- **WHAT YOU HAVE TO DO**
Every line of the records that holds the word "Advanced" should be copied out.

- **SUPPLIED ENTRIES**
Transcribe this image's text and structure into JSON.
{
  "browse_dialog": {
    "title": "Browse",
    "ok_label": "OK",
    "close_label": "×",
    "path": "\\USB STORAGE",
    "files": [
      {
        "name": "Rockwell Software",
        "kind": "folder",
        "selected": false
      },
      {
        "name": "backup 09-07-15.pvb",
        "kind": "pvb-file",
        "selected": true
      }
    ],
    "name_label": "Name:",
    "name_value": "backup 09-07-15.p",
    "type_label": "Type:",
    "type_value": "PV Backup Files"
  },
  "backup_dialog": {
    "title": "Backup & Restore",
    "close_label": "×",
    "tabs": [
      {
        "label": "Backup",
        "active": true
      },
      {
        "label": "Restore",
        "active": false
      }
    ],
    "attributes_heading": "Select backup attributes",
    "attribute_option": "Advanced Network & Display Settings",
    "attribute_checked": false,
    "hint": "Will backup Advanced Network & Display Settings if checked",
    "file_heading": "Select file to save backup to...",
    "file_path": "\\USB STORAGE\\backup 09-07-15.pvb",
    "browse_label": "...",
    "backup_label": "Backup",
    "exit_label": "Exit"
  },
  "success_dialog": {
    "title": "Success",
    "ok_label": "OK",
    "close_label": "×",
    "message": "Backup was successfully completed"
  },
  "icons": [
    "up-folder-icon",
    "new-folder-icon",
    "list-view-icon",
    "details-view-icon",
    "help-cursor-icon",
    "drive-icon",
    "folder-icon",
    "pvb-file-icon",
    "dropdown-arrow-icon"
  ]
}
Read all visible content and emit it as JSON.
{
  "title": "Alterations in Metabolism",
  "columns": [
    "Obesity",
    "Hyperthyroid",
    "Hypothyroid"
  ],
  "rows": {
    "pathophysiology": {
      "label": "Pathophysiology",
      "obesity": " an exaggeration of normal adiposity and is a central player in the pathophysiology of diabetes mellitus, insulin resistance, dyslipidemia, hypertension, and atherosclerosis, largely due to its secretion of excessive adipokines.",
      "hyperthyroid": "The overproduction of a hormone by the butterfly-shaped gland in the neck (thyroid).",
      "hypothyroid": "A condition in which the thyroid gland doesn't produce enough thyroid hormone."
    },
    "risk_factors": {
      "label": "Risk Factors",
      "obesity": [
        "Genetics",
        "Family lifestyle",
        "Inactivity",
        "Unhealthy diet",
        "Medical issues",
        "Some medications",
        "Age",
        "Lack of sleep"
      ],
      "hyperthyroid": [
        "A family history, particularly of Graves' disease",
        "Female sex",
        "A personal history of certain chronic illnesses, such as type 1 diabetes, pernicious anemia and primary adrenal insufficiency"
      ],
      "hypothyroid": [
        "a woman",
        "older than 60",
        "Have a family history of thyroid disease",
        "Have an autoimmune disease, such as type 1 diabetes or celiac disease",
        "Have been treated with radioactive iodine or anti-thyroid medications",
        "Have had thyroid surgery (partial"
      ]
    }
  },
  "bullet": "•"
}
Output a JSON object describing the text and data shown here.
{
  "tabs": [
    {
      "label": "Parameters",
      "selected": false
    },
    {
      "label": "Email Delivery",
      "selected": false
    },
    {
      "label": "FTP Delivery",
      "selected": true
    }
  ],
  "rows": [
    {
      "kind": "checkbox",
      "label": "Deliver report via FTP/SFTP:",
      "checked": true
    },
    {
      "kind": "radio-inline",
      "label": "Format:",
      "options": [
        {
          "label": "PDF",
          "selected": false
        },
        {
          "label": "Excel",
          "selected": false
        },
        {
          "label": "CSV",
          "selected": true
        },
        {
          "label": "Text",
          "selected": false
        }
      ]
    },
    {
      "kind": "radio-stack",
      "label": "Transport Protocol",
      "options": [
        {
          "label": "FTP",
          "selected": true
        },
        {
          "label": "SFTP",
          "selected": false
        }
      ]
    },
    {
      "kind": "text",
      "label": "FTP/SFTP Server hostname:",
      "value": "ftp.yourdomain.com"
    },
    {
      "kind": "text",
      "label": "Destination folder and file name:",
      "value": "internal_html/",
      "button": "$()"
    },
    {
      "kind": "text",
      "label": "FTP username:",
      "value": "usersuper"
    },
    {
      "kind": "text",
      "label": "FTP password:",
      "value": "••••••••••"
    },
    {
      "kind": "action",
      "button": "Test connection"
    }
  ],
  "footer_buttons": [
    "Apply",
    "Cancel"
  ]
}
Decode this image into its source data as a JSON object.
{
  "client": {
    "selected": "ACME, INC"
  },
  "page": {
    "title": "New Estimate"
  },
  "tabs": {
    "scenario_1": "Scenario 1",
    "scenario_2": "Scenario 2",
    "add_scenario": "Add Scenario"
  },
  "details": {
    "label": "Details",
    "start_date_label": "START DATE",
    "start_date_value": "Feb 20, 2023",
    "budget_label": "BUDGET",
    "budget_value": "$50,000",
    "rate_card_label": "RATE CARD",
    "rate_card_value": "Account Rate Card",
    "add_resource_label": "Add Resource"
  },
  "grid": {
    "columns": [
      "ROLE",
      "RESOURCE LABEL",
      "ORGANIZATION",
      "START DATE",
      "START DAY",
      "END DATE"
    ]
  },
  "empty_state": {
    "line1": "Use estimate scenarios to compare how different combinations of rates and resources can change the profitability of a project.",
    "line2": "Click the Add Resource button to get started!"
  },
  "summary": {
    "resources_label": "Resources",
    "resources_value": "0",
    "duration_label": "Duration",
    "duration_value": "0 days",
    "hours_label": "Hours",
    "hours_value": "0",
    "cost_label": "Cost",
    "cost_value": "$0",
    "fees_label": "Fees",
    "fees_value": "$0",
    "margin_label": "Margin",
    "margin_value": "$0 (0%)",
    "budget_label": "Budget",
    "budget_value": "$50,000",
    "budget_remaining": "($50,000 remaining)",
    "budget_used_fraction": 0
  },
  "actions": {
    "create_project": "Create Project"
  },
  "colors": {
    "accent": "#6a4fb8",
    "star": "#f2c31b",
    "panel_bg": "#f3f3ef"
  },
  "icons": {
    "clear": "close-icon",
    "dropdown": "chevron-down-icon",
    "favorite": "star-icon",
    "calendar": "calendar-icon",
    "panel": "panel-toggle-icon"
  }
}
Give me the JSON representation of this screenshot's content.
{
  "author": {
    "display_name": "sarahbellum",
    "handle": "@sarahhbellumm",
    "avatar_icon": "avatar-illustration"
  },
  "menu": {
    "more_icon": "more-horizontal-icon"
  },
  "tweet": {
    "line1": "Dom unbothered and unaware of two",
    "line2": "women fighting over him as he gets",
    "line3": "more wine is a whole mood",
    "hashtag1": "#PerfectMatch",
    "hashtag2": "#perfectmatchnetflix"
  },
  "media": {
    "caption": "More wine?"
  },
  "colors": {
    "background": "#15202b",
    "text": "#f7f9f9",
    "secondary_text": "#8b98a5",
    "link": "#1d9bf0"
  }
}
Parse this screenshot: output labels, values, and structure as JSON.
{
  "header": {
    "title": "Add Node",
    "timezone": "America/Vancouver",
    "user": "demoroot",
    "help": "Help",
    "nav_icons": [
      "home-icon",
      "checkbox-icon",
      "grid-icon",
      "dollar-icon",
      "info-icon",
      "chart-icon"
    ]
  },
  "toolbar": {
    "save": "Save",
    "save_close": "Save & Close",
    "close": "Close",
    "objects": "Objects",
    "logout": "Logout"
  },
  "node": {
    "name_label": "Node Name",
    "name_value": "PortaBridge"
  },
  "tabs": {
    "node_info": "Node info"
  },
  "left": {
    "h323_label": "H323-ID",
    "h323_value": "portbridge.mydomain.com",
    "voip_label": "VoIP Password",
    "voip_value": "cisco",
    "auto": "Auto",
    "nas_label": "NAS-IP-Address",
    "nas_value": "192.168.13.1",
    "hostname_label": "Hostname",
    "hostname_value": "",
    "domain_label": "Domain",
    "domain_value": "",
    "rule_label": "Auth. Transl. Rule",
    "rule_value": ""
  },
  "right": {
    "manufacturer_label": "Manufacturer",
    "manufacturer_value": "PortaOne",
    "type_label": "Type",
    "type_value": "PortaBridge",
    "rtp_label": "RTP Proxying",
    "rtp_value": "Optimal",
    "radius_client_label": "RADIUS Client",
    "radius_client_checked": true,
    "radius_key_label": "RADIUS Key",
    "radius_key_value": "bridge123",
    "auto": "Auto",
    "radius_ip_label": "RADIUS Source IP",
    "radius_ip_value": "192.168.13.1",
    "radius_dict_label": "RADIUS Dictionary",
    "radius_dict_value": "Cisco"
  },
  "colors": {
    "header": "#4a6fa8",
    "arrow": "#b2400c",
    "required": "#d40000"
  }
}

- **REPLY TO THE EXERCISE**
    "attribute_option": "Advanced Network & Display Settings",
    "hint": "Will backup Advanced Network & Display Settings if checked",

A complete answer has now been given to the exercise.